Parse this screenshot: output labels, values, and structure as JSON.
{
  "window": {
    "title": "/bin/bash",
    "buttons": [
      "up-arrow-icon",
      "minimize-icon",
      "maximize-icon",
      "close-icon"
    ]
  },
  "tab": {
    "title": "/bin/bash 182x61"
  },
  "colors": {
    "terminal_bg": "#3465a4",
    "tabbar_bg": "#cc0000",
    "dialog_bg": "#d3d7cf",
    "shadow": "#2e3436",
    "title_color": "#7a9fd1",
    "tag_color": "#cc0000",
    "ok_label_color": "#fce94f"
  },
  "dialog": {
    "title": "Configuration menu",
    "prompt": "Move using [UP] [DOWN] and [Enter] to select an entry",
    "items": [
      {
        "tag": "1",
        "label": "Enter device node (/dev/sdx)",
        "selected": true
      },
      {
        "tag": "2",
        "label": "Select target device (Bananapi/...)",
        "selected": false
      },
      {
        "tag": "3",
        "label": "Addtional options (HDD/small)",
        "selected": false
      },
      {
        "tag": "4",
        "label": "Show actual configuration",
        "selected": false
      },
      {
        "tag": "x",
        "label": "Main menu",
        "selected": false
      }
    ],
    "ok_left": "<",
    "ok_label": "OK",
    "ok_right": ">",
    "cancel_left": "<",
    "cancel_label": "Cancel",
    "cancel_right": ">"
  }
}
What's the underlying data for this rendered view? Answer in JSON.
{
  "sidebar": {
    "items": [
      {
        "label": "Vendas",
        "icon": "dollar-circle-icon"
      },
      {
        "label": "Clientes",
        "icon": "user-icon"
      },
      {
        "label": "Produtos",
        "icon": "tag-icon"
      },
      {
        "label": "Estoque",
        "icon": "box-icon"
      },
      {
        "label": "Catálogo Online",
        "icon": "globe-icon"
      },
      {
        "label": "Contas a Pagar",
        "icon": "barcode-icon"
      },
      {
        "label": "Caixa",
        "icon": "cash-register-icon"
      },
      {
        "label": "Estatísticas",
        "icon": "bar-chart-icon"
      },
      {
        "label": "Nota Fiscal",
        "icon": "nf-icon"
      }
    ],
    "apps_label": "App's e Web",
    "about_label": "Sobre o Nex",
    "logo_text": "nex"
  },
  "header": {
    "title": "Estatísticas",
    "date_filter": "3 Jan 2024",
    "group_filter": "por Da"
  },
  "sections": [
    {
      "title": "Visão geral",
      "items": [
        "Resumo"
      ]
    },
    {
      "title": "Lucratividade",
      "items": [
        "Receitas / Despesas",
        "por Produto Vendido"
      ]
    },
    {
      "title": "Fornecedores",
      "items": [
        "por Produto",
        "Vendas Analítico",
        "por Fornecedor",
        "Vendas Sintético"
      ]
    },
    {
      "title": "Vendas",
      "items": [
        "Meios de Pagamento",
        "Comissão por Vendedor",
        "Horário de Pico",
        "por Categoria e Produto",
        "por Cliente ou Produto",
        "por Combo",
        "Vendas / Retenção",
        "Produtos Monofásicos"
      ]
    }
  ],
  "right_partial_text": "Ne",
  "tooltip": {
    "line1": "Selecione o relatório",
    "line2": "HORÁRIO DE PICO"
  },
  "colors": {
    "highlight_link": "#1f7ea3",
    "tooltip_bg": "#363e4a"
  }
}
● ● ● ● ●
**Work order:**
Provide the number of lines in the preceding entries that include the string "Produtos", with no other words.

**Expected answer:**
2